> **Exercise**
Read through the entries below and copy each line where "JSON" turns up.

*** Opening of Supplied entries ***

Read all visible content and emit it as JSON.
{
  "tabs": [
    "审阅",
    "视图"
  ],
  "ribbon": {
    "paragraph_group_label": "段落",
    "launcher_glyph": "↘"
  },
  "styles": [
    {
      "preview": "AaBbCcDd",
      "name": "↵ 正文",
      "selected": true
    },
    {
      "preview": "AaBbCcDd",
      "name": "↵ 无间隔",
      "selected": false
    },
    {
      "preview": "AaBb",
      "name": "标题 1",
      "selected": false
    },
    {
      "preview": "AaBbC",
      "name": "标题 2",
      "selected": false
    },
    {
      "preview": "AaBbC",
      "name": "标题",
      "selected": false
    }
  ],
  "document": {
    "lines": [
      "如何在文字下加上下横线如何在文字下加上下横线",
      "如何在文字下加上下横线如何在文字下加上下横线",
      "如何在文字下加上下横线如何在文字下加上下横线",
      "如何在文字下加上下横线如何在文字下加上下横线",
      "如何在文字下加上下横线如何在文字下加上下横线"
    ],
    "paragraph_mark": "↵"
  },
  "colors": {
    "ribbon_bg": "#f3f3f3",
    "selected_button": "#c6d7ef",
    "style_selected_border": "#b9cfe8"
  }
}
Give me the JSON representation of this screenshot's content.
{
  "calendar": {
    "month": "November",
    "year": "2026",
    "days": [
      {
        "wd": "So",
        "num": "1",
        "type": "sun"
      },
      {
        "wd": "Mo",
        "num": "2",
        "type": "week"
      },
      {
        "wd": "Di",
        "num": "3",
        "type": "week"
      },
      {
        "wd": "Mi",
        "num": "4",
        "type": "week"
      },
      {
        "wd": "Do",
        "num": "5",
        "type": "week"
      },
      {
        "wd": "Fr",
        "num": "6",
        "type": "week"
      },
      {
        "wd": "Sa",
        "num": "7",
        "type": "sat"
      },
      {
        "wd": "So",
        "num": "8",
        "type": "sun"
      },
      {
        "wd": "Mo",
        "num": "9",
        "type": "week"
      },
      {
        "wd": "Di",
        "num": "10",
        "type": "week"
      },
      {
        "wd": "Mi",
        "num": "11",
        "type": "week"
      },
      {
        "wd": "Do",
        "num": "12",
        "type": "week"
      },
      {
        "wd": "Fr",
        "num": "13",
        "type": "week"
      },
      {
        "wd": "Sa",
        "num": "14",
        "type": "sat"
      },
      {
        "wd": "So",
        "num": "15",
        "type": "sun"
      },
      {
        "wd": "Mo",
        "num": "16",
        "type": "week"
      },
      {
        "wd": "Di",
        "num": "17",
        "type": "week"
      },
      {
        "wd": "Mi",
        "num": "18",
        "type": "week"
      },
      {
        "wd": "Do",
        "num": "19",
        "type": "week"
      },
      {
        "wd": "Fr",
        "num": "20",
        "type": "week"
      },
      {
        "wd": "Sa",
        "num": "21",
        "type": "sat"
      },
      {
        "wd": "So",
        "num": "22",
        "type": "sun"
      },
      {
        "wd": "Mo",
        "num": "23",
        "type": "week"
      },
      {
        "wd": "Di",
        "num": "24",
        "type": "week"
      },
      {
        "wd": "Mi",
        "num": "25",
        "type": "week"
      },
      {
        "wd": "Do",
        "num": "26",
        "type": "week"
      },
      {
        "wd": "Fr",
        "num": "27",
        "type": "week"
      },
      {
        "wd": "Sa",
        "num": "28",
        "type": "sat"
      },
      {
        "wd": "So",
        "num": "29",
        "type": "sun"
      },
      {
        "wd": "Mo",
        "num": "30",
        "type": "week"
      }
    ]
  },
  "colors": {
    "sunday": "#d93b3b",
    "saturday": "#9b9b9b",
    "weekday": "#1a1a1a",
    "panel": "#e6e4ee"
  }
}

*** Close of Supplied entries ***

> **Response**
Read all visible content and emit it as JSON.
Give me the JSON representation of this screenshot's content.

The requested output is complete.